I accept my own mortality.  It’s the mortality of those I love that I can’t accept.

Empty Can of Anchovies

Years ago I failed as a good Russian wife.  Instead of having a meal prepared when my husband returned from work he would find me drawing the discarded parts of the meal that remained only partially prepared on the counter.  I found the head and spine of the fish I had filleted totally irresistible and spent the next three days working on a stipple drawing of the bones.  I never did get around to cooking the fish.

I love to cook, but am rarely given the opportunity since my husband, Tom, also loves to cook and goes to bed early.  It take me hours and hours to prepare a meal.  I like to listen to music, sip wine, dance a little, draw a little, and finally gather it all together to enjoy in candlelight.

Tonight I made supper.  I wanted to stop to draw the anchovies, curled snugly around giant capers, nestled together in the tin.  The fish bones came to mind.  I chopped up the anchovies and put the empty can aside for later.

I am not ready for my children’s father to be diagnosed with cancer.  I am sorry about a lot of things.  I am sorry that I never cooked him the fish.  I am sorry that I was not the perfect mate.  I am not sorry that I married him twice and I am not sorry that I divorced him twice.  I still love him.  Together we made three incredible children, Alexis, Nicole and Michael.  How could I not love him?  I also love his wife, Karen, who has been a wonderful step mother to my children and who is a far better mate for their father than I ever could have been.  Still, I love him, and I feel helpless, watching from the outer circle of his life.

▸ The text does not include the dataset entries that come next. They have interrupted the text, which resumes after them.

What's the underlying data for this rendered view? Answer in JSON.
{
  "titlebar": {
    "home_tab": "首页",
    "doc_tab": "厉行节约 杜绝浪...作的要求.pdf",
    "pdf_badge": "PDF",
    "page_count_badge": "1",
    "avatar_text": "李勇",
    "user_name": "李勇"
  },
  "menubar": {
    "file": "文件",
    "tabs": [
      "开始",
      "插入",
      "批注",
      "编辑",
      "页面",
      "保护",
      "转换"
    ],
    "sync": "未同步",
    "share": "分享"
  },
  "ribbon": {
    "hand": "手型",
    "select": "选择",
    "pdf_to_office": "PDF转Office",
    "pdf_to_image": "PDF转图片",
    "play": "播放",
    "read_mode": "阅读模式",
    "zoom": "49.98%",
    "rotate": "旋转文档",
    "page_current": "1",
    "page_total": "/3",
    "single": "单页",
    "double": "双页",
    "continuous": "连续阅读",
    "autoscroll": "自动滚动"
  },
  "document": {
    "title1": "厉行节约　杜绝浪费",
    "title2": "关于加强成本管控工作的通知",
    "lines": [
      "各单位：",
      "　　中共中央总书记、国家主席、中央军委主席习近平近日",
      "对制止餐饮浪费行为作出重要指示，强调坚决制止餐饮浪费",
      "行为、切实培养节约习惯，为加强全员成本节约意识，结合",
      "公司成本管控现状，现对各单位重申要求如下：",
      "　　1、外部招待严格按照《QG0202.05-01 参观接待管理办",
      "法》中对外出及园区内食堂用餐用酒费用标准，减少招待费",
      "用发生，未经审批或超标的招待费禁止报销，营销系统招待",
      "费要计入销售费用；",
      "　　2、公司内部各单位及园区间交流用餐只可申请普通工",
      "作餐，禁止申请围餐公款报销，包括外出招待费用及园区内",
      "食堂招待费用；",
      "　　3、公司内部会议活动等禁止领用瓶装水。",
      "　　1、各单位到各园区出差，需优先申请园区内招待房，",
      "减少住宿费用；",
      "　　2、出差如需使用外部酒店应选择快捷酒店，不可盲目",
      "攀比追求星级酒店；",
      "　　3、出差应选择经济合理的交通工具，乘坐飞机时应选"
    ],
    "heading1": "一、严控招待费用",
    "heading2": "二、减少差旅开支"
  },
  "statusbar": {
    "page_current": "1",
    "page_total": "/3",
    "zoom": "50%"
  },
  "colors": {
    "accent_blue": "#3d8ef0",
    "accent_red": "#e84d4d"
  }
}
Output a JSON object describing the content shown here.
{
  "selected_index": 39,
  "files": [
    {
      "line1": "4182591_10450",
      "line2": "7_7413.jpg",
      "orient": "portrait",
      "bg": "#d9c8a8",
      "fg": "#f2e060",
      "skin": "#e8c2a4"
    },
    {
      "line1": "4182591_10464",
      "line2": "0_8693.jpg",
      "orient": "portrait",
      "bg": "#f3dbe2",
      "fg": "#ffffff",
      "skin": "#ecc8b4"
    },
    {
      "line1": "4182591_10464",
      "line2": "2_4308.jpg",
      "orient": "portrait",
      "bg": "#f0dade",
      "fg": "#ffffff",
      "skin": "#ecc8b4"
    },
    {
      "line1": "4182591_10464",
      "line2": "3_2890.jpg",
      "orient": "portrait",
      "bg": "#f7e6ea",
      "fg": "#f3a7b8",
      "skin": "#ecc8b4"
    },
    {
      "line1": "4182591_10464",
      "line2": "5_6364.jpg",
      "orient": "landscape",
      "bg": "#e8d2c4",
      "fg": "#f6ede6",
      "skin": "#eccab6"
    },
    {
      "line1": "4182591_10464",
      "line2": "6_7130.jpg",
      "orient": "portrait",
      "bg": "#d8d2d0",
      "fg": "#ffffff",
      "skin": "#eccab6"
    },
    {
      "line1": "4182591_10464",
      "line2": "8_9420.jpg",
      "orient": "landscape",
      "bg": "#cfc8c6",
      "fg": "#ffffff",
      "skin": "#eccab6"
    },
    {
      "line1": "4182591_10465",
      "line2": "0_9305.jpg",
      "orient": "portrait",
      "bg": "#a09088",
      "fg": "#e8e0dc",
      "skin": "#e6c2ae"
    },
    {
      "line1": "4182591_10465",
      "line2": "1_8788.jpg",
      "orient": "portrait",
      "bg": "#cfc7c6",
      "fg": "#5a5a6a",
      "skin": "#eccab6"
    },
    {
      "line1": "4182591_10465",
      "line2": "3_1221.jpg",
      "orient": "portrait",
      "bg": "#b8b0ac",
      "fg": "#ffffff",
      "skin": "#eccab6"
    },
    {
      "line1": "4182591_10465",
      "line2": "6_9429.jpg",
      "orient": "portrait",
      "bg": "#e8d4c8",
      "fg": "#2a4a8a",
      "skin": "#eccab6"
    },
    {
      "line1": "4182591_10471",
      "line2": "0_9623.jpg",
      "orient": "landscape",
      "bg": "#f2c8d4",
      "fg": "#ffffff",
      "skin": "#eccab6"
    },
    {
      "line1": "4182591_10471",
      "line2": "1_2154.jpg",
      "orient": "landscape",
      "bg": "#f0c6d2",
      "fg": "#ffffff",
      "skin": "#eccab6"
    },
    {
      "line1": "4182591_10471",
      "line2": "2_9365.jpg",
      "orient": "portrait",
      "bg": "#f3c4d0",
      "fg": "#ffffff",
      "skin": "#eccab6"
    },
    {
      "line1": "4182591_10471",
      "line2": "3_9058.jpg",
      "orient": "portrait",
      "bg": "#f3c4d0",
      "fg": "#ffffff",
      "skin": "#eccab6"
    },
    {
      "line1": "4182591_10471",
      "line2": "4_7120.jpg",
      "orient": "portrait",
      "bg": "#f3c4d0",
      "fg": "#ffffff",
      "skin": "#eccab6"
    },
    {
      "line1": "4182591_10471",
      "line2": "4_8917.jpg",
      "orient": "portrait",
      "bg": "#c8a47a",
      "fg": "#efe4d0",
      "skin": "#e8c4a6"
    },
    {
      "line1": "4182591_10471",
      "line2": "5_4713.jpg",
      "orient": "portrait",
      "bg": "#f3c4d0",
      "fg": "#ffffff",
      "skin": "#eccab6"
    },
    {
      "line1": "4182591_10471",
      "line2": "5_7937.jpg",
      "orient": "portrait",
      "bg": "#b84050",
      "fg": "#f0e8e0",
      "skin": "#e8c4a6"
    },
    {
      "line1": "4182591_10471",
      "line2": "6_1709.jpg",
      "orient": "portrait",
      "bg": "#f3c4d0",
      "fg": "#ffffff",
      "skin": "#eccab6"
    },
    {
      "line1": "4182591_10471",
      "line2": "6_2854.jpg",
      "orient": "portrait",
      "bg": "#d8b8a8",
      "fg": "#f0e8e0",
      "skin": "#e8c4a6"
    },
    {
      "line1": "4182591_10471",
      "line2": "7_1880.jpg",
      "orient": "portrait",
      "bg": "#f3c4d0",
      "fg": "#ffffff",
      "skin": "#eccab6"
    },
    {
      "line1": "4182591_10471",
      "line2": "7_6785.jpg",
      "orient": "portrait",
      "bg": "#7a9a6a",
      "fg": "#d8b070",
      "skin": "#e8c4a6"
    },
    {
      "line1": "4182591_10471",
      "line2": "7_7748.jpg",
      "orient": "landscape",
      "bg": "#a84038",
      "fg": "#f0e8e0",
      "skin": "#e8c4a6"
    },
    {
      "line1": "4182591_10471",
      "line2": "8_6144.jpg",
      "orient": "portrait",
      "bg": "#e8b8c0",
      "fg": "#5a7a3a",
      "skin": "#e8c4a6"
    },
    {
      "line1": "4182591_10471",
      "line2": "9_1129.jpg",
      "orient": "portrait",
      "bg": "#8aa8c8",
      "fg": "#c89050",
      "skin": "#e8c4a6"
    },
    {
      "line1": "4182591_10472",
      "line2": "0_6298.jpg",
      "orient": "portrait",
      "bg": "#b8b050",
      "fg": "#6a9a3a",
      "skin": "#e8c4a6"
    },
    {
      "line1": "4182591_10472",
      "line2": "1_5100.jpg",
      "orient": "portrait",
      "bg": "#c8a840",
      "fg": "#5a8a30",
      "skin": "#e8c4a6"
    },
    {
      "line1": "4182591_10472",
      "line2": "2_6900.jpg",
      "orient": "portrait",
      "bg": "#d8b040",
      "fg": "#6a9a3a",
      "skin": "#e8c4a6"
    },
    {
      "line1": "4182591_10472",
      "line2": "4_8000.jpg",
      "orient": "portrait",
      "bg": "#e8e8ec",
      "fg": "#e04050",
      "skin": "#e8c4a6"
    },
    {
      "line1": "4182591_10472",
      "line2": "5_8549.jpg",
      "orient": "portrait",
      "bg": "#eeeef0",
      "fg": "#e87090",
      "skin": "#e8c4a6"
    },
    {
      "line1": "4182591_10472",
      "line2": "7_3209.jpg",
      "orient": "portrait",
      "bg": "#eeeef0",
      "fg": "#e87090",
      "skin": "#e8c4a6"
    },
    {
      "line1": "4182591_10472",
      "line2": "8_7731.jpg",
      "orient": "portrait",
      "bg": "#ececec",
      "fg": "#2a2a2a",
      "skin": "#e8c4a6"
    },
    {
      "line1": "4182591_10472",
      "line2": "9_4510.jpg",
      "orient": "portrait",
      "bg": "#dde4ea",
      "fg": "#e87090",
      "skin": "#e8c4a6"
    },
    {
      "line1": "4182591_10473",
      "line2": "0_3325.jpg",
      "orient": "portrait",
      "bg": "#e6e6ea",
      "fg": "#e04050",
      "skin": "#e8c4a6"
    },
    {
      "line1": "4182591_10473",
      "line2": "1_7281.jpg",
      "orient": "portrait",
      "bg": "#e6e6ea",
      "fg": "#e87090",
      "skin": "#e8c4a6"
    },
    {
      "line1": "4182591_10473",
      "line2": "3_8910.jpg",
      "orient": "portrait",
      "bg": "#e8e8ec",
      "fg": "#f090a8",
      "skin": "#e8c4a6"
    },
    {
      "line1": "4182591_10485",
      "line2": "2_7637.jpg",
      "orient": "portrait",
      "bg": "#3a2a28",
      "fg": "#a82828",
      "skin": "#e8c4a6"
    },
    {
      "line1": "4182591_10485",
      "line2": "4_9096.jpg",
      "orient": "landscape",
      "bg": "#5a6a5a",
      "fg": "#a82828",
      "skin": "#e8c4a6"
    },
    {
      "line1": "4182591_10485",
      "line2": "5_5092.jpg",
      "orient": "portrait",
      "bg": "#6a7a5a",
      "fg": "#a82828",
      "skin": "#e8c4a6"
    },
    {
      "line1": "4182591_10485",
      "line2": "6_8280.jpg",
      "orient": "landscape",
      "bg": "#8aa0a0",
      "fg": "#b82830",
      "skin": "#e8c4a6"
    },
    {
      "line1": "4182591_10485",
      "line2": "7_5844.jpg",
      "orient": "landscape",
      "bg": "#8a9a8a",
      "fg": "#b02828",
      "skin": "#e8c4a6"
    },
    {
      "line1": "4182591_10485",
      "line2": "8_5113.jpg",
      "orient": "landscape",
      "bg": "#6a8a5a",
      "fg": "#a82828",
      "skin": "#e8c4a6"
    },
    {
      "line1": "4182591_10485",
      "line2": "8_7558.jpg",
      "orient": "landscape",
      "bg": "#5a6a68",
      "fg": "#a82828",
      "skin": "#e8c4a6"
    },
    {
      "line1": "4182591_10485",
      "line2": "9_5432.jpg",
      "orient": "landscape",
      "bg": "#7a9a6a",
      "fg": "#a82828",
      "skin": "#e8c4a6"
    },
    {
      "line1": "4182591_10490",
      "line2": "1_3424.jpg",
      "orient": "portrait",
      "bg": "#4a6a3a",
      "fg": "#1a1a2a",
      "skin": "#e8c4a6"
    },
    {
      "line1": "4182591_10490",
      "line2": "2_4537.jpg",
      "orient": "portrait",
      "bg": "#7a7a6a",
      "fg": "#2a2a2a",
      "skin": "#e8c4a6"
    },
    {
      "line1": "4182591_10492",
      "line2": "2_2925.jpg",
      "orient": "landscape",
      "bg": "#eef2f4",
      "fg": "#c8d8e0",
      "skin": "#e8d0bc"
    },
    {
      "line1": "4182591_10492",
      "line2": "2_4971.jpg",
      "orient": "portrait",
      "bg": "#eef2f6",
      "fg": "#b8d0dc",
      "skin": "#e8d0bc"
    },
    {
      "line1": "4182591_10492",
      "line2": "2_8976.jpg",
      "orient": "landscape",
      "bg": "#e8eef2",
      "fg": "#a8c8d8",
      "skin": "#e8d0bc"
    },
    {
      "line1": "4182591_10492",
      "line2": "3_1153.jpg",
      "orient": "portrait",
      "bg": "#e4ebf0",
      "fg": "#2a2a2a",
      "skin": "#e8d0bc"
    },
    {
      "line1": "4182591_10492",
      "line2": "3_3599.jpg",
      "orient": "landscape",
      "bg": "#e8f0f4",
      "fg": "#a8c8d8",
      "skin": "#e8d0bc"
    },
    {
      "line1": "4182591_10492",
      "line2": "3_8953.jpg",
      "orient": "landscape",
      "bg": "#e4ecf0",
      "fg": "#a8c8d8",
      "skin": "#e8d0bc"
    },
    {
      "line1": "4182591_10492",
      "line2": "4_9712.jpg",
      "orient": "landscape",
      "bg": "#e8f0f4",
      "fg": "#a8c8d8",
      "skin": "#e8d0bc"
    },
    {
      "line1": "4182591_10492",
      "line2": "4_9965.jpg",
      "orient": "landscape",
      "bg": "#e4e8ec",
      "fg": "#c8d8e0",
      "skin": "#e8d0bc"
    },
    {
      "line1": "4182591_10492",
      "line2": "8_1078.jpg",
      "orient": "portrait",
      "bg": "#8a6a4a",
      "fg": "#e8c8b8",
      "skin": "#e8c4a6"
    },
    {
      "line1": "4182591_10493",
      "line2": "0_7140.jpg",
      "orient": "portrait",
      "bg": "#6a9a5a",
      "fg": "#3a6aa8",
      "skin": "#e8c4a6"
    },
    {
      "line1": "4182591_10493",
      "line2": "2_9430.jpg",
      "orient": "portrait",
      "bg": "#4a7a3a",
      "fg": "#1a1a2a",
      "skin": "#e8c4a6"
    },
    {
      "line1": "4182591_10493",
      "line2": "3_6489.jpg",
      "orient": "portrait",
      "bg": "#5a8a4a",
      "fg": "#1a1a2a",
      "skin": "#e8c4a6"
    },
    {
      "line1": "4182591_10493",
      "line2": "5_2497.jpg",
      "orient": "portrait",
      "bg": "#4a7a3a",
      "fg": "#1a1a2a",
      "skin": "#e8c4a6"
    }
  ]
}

I hope that the cancer will be treated successfully and that my children will be able to enjoy their father’s company for many more years to come.

Drawing: Drawn first with fountain pen followed by washes of watercolor.  Drawn after dinner was cooked, eaten and cleaned up.